The Consumer Financial Protection Bureau is taking comments until August 22nd on a proposed rule that would prohibit financial services companies from locking consumers into arbitration. The proposed rule that would significantly alter the way class actions are approached by attorneys.

The rule stipulates banning the use of predispute arbitration agreements that contain a class action waiver, a move that would create avenues for consumers to recover for the type of small-scale damages that often go unchecked under the current paradigm.

Alan Kaplinsky, leader of Ballard Spahr's Consumer Financial Services Group, testified three times as an industry representative at CFPB hearings on the rule and urged that the proposed change would leave corporate America spending more than ever to resolve disputes with consumers.

"It's going to mean an avalanche of class actions, an explosion of class actions, which have been relatively tame for the last decade as the result of the use of arbitration and class action waivers," Kaplinsky said.

Kaplinsky pioneered the use of class action waivers in arbitration provisions. He has been anticipating a proposal of this kind because the CFPB has been working up to it for years.
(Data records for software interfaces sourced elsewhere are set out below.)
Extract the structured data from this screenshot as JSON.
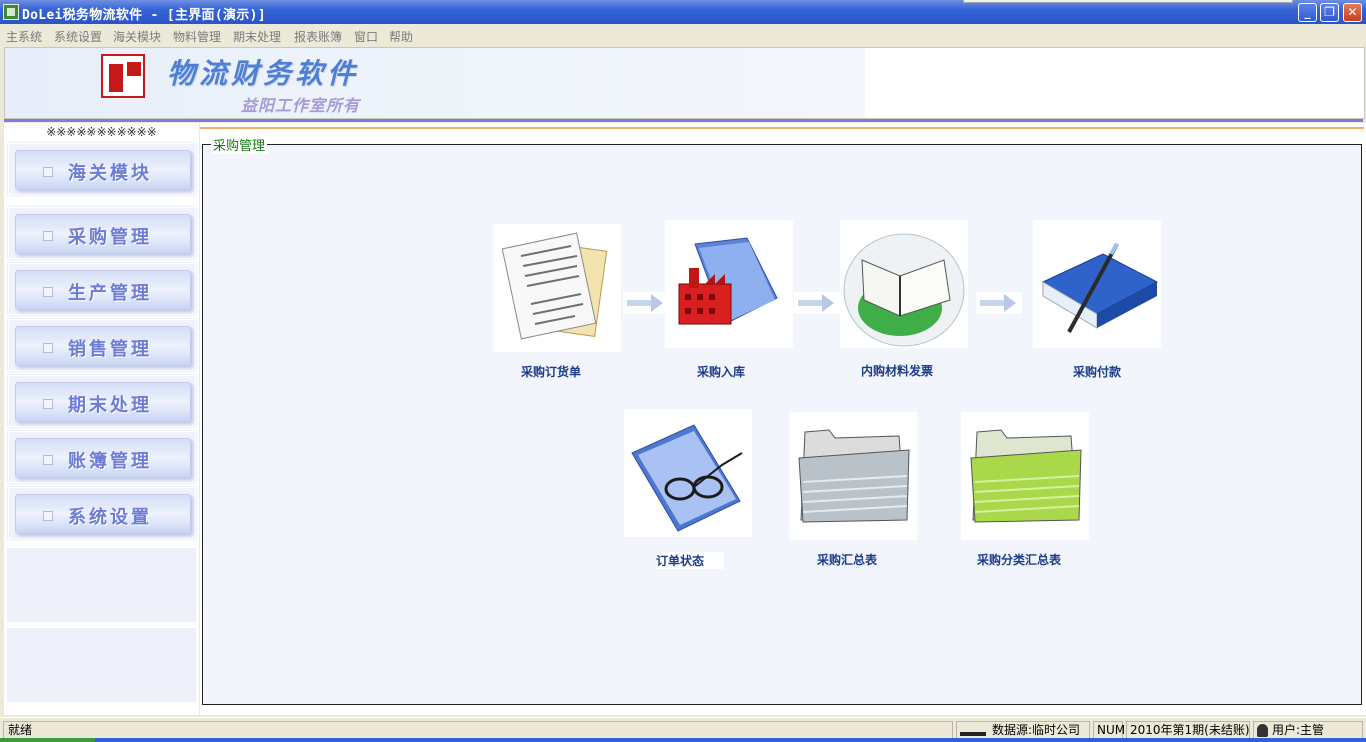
{
  "window": {
    "title": "DoLei税务物流软件 - [主界面(演示)]",
    "min_label": "_",
    "max_label": "❐",
    "close_label": "✕"
  },
  "menu": [
    "主系统",
    "系统设置",
    "海关模块",
    "物料管理",
    "期末处理",
    "报表账簿",
    "窗口",
    "帮助"
  ],
  "banner": {
    "title": "物流财务软件",
    "subtitle": "益阳工作室所有"
  },
  "sidebar": {
    "header": "※※※※※※※※※※※",
    "items": [
      "海关模块",
      "采购管理",
      "生产管理",
      "销售管理",
      "期末处理",
      "账簿管理",
      "系统设置"
    ]
  },
  "main": {
    "group_title": "采购管理",
    "tiles": [
      {
        "label": "采购订货单",
        "icon": "document-icon"
      },
      {
        "label": "采购入库",
        "icon": "factory-folder-icon"
      },
      {
        "label": "内购材料发票",
        "icon": "open-book-icon"
      },
      {
        "label": "采购付款",
        "icon": "binder-pen-icon"
      },
      {
        "label": "订单状态",
        "icon": "folder-glasses-icon"
      },
      {
        "label": "采购汇总表",
        "icon": "gray-folder-icon"
      },
      {
        "label": "采购分类汇总表",
        "icon": "green-folder-icon"
      }
    ]
  },
  "status": {
    "ready": "就绪",
    "datasource": "数据源:临时公司",
    "num": "NUM",
    "period": "2010年第1期(未结账)",
    "user": "用户:主管"
  },
  "colors": {
    "titlebar": "#2a55c8",
    "accent_line": "#7f7be0",
    "group_title": "#147a14",
    "tile_label": "#1c3c8c",
    "side_label": "#6d7dd6"
  }
}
The proposed rule could affect corporate legal work even beyond the introduction of a new group of class actions, he said. Eliminating waivers would make arbitration—and the complex infrastructure required to offer it as an avenue of relief—less enticing to companies, steering all matters to the courts instead, he said.

"If waivers are not permitted, I think most companies will abandon the use of arbitration altogether," Kaplinsky said.
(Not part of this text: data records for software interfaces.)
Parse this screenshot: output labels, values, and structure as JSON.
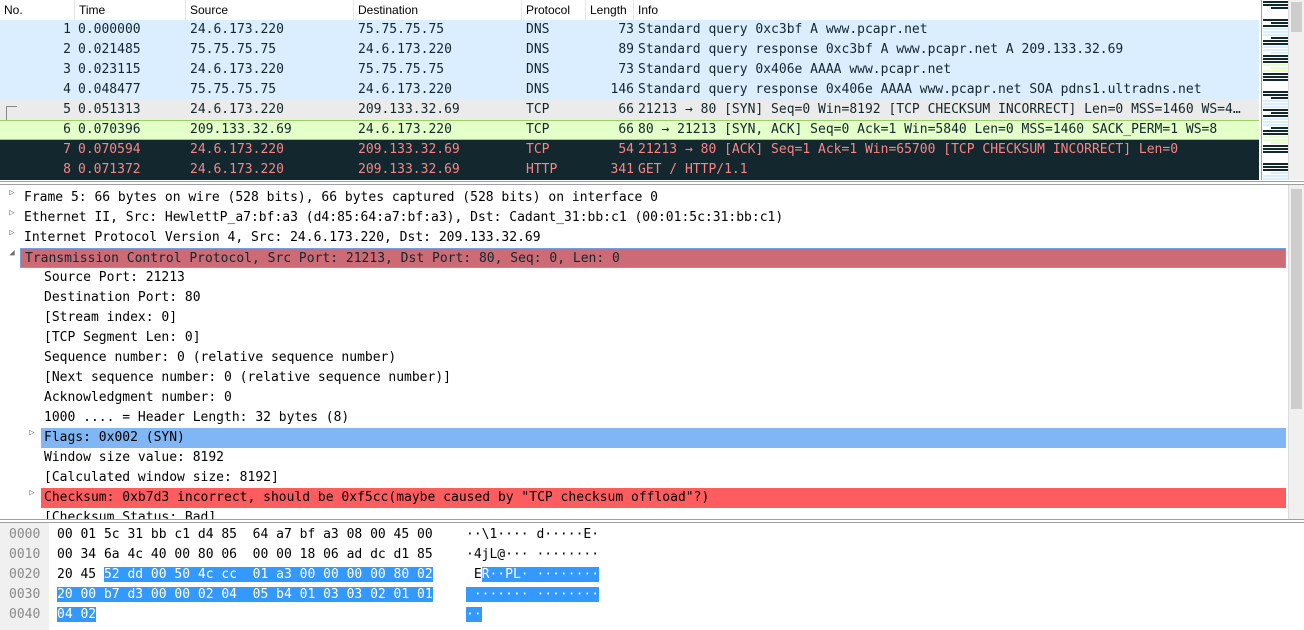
{
  "columns": {
    "no": "No.",
    "time": "Time",
    "source": "Source",
    "destination": "Destination",
    "protocol": "Protocol",
    "length": "Length",
    "info": "Info"
  },
  "packets": [
    {
      "no": "1",
      "time": "0.000000",
      "src": "24.6.173.220",
      "dst": "75.75.75.75",
      "proto": "DNS",
      "len": "73",
      "info": "Standard query 0xc3bf A www.pcapr.net"
    },
    {
      "no": "2",
      "time": "0.021485",
      "src": "75.75.75.75",
      "dst": "24.6.173.220",
      "proto": "DNS",
      "len": "89",
      "info": "Standard query response 0xc3bf A www.pcapr.net A 209.133.32.69"
    },
    {
      "no": "3",
      "time": "0.023115",
      "src": "24.6.173.220",
      "dst": "75.75.75.75",
      "proto": "DNS",
      "len": "73",
      "info": "Standard query 0x406e AAAA www.pcapr.net"
    },
    {
      "no": "4",
      "time": "0.048477",
      "src": "75.75.75.75",
      "dst": "24.6.173.220",
      "proto": "DNS",
      "len": "146",
      "info": "Standard query response 0x406e AAAA www.pcapr.net SOA pdns1.ultradns.net"
    },
    {
      "no": "5",
      "time": "0.051313",
      "src": "24.6.173.220",
      "dst": "209.133.32.69",
      "proto": "TCP",
      "len": "66",
      "info": "21213 → 80 [SYN] Seq=0 Win=8192 [TCP CHECKSUM INCORRECT] Len=0 MSS=1460 WS=4…"
    },
    {
      "no": "6",
      "time": "0.070396",
      "src": "209.133.32.69",
      "dst": "24.6.173.220",
      "proto": "TCP",
      "len": "66",
      "info": "80 → 21213 [SYN, ACK] Seq=0 Ack=1 Win=5840 Len=0 MSS=1460 SACK_PERM=1 WS=8"
    },
    {
      "no": "7",
      "time": "0.070594",
      "src": "24.6.173.220",
      "dst": "209.133.32.69",
      "proto": "TCP",
      "len": "54",
      "info": "21213 → 80 [ACK] Seq=1 Ack=1 Win=65700 [TCP CHECKSUM INCORRECT] Len=0"
    },
    {
      "no": "8",
      "time": "0.071372",
      "src": "24.6.173.220",
      "dst": "209.133.32.69",
      "proto": "HTTP",
      "len": "341",
      "info": "GET / HTTP/1.1"
    }
  ],
  "details": [
    "Frame 5: 66 bytes on wire (528 bits), 66 bytes captured (528 bits) on interface 0",
    "Ethernet II, Src: HewlettP_a7:bf:a3 (d4:85:64:a7:bf:a3), Dst: Cadant_31:bb:c1 (00:01:5c:31:bb:c1)",
    "Internet Protocol Version 4, Src: 24.6.173.220, Dst: 209.133.32.69",
    "Transmission Control Protocol, Src Port: 21213, Dst Port: 80, Seq: 0, Len: 0",
    "Source Port: 21213",
    "Destination Port: 80",
    "[Stream index: 0]",
    "[TCP Segment Len: 0]",
    "Sequence number: 0    (relative sequence number)",
    "[Next sequence number: 0    (relative sequence number)]",
    "Acknowledgment number: 0",
    "1000 .... = Header Length: 32 bytes (8)",
    "Flags: 0x002 (SYN)",
    "Window size value: 8192",
    "[Calculated window size: 8192]",
    "Checksum: 0xb7d3 incorrect, should be 0xf5cc(maybe caused by \"TCP checksum offload\"?)",
    "[Checksum Status: Bad]"
  ],
  "bytes": [
    {
      "offset": "0000",
      "hex_plain": "00 01 5c 31 bb c1 d4 85  64 a7 bf a3 08 00 45 00",
      "hex_sel": "",
      "ascii_plain": "··\\1···· d·····E·",
      "ascii_sel": ""
    },
    {
      "offset": "0010",
      "hex_plain": "00 34 6a 4c 40 00 80 06  00 00 18 06 ad dc d1 85",
      "hex_sel": "",
      "ascii_plain": "·4jL@··· ········",
      "ascii_sel": ""
    },
    {
      "offset": "0020",
      "hex_plain": "20 45 ",
      "hex_sel": "52 dd 00 50 4c cc  01 a3 00 00 00 00 80 02",
      "ascii_plain": " E",
      "ascii_sel": "R··PL· ········"
    },
    {
      "offset": "0030",
      "hex_plain": "",
      "hex_sel": "20 00 b7 d3 00 00 02 04  05 b4 01 03 03 02 01 01",
      "ascii_plain": "",
      "ascii_sel": " ······· ········"
    },
    {
      "offset": "0040",
      "hex_plain": "",
      "hex_sel": "04 02",
      "ascii_plain": "",
      "ascii_sel": "··"
    }
  ]
}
Kaplinsky said that because most consumers involved in class actions receive nothing, the rule would do little to benefit them. The streamlined arbitration process would be gone, leaving longer delays in resolving disputes and costing companies under the CFPB's jurisdiction even more. The benefactors of the proposed rule, Kaplinsky said, are a relatively small group of individuals.

"Everybody is a loser except plaintiffs class action attorneys," he said.